++++ Record extracts ++++
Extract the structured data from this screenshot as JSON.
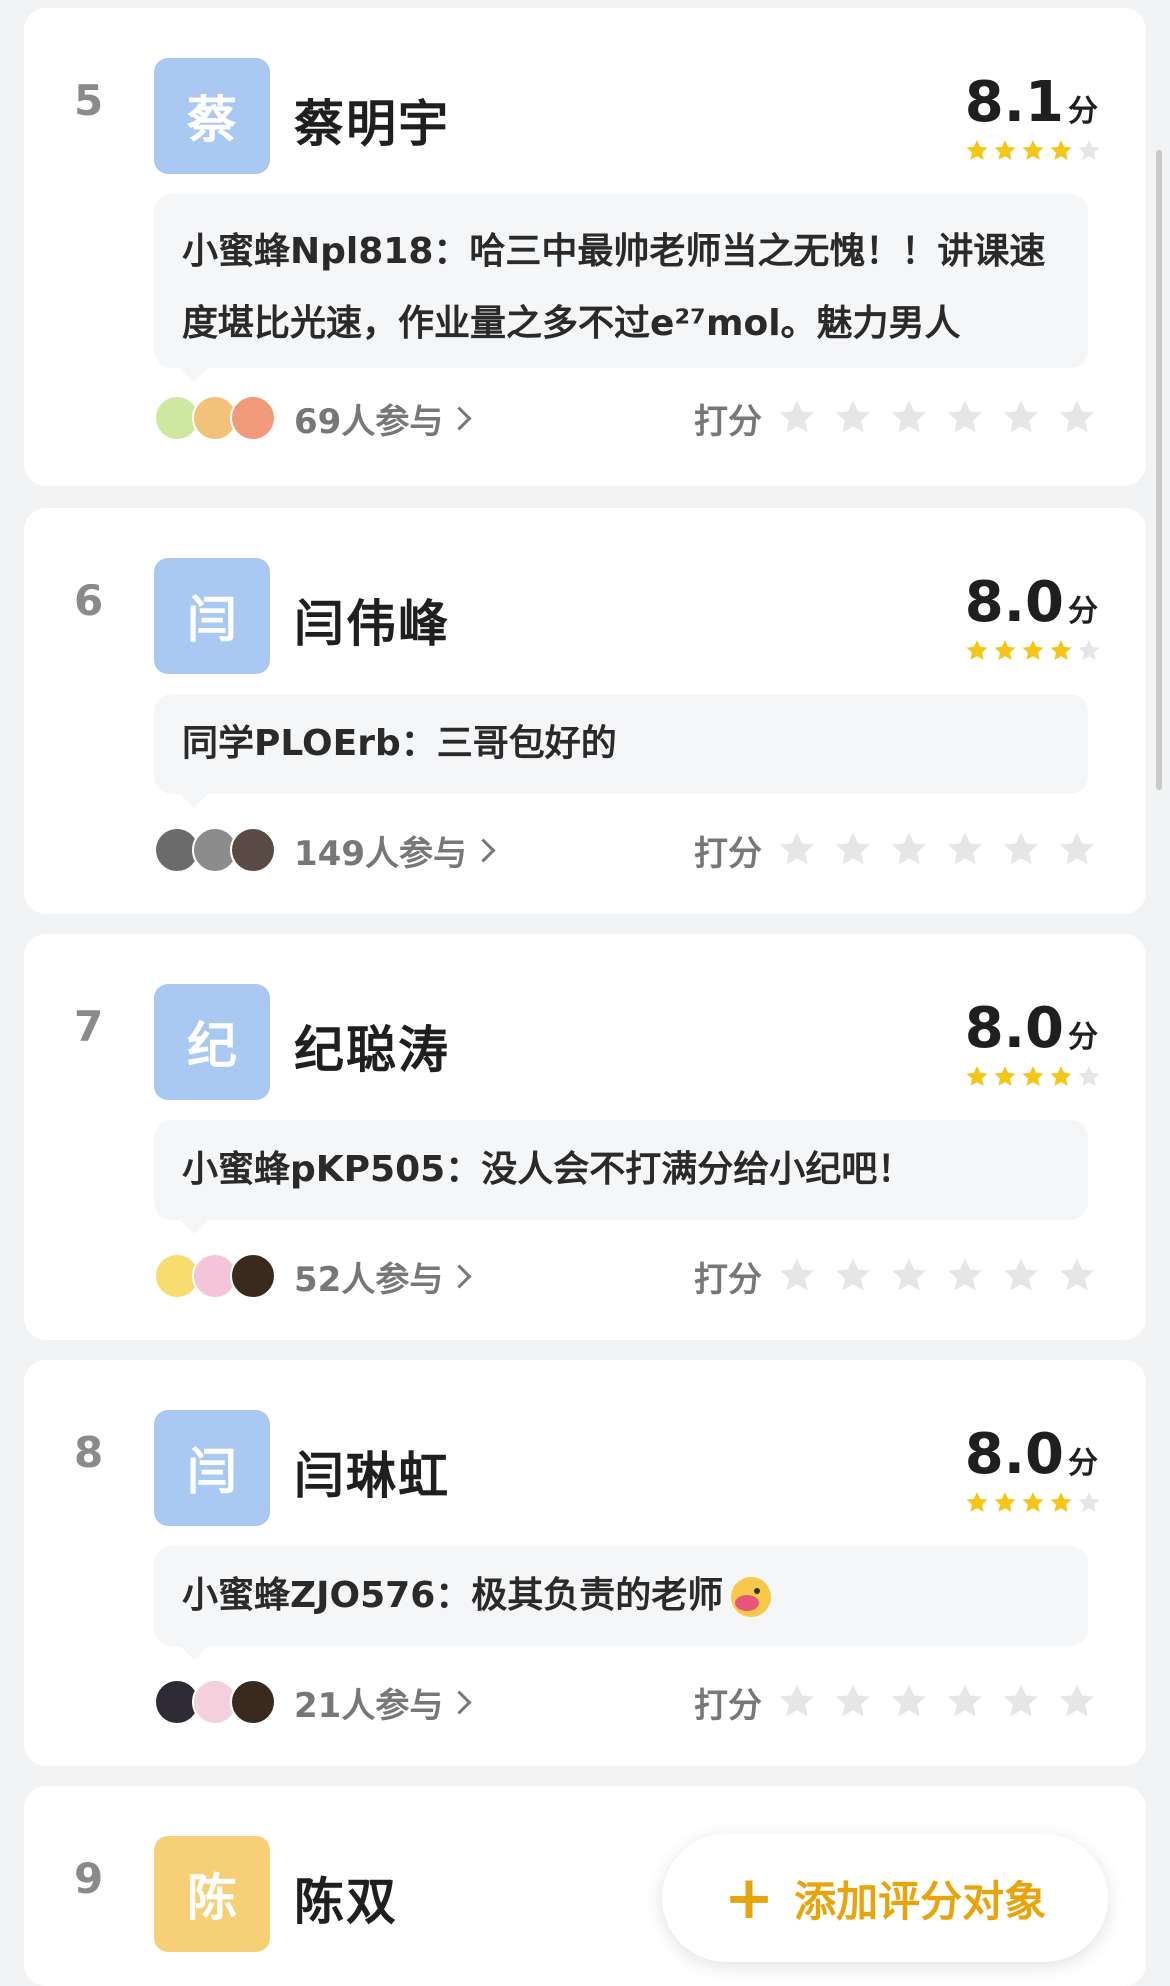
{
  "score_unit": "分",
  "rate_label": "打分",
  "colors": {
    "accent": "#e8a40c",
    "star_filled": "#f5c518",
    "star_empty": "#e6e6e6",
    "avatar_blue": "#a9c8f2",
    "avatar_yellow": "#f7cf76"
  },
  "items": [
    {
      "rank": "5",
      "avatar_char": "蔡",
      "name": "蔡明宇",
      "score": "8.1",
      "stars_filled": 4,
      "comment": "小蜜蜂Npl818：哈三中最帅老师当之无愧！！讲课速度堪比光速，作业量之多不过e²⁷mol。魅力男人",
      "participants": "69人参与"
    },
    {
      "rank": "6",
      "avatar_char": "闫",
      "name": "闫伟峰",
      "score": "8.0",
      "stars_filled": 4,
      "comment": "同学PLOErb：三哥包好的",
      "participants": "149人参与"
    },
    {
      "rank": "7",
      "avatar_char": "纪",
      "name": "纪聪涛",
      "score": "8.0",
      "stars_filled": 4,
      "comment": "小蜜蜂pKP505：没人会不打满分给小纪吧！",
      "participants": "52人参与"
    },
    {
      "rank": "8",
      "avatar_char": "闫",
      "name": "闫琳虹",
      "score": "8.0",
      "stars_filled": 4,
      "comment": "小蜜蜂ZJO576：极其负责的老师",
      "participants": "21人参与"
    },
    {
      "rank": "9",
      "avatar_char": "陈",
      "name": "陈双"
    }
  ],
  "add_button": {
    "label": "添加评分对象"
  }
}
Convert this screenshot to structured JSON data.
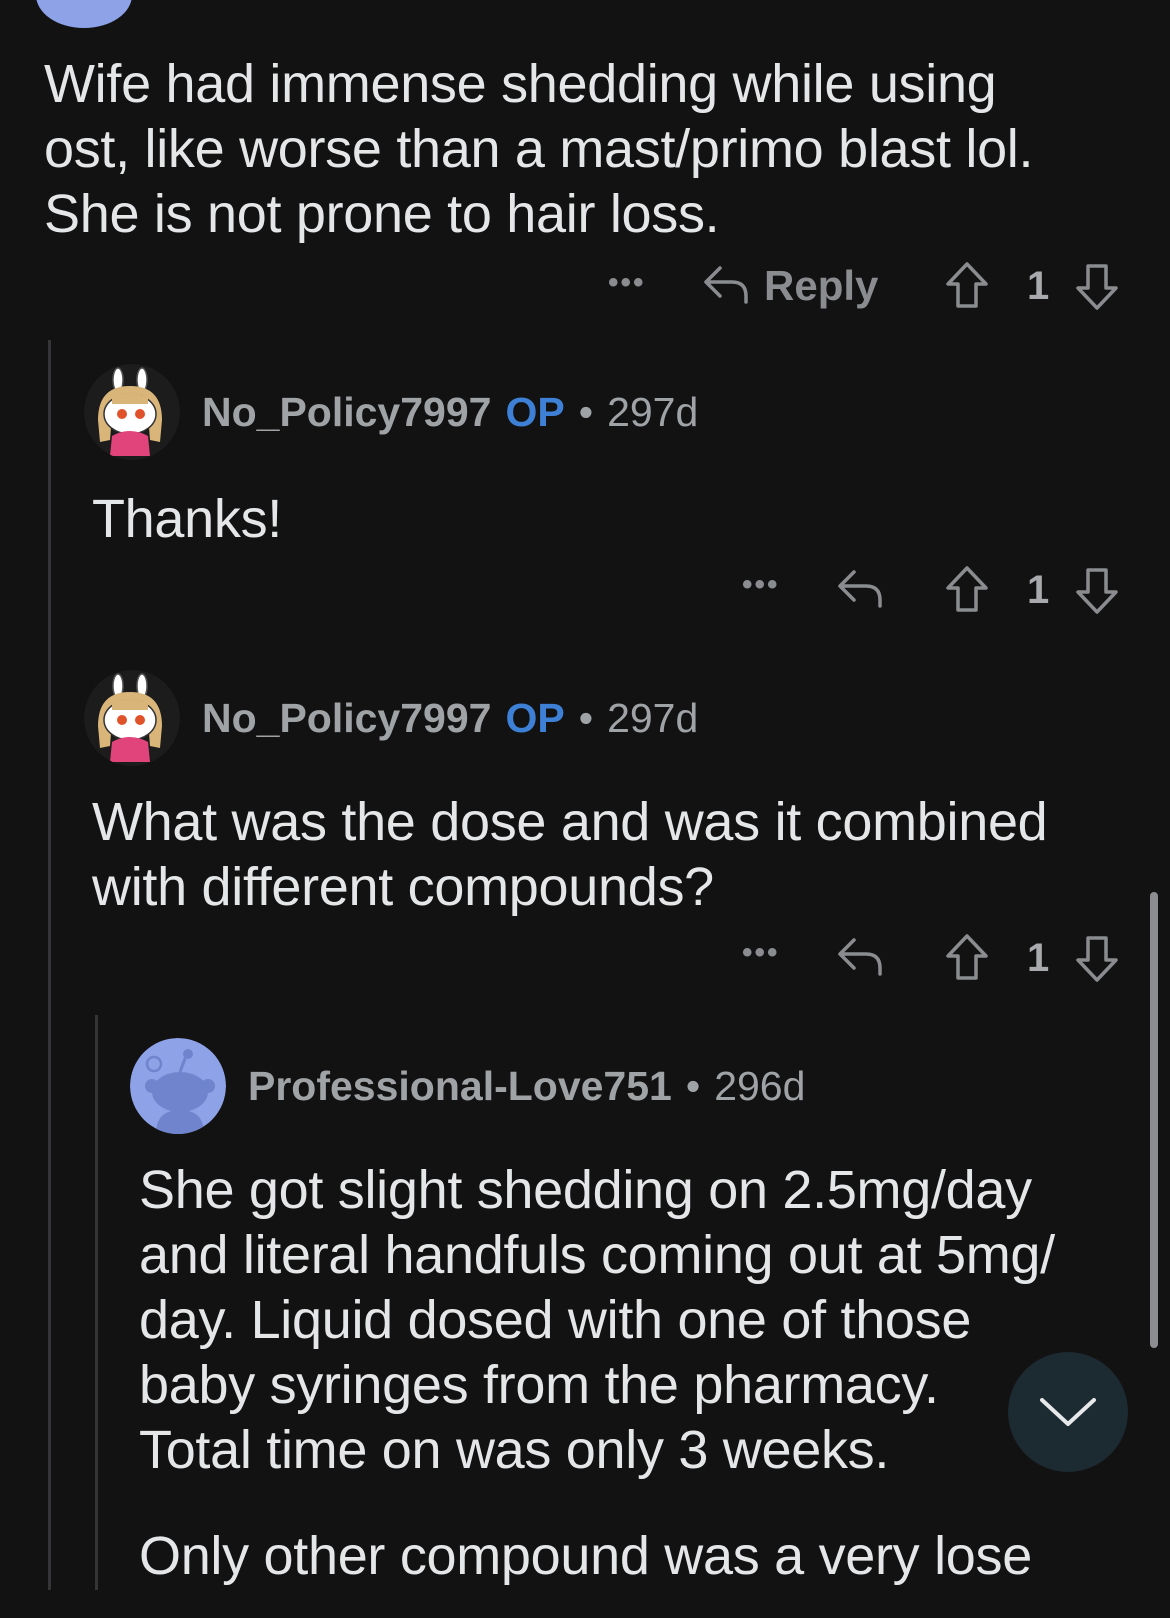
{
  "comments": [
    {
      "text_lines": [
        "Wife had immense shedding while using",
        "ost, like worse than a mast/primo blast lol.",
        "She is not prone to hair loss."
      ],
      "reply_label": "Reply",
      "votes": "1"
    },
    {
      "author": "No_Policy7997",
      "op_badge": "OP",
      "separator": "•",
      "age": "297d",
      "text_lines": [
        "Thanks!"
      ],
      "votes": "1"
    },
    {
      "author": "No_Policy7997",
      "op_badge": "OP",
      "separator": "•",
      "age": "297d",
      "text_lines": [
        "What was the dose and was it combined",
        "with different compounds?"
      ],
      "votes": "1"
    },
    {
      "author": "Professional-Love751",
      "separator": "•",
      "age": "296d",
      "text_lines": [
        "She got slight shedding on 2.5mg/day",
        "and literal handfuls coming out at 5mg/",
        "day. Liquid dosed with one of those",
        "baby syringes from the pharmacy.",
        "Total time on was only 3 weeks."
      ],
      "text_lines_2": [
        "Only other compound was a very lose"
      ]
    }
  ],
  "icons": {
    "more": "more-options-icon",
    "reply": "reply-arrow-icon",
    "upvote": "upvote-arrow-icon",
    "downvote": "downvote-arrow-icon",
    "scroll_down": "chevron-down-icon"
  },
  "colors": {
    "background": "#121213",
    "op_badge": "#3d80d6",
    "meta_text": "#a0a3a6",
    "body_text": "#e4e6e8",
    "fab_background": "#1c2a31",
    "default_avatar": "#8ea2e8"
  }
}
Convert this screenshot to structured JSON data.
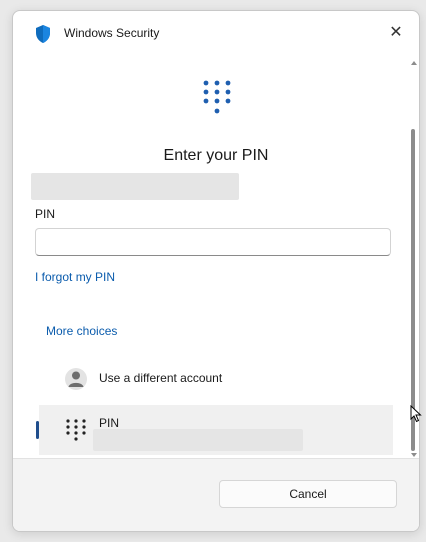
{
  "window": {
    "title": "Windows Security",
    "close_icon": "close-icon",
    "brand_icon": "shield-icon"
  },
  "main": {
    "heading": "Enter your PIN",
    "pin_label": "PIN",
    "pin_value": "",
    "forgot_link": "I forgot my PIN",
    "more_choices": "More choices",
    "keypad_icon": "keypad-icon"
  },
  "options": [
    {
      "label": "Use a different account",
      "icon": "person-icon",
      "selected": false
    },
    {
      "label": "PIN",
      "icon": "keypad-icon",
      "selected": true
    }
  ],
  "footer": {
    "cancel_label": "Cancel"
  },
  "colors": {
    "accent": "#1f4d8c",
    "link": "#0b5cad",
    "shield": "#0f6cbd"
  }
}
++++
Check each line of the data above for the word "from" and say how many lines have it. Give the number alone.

2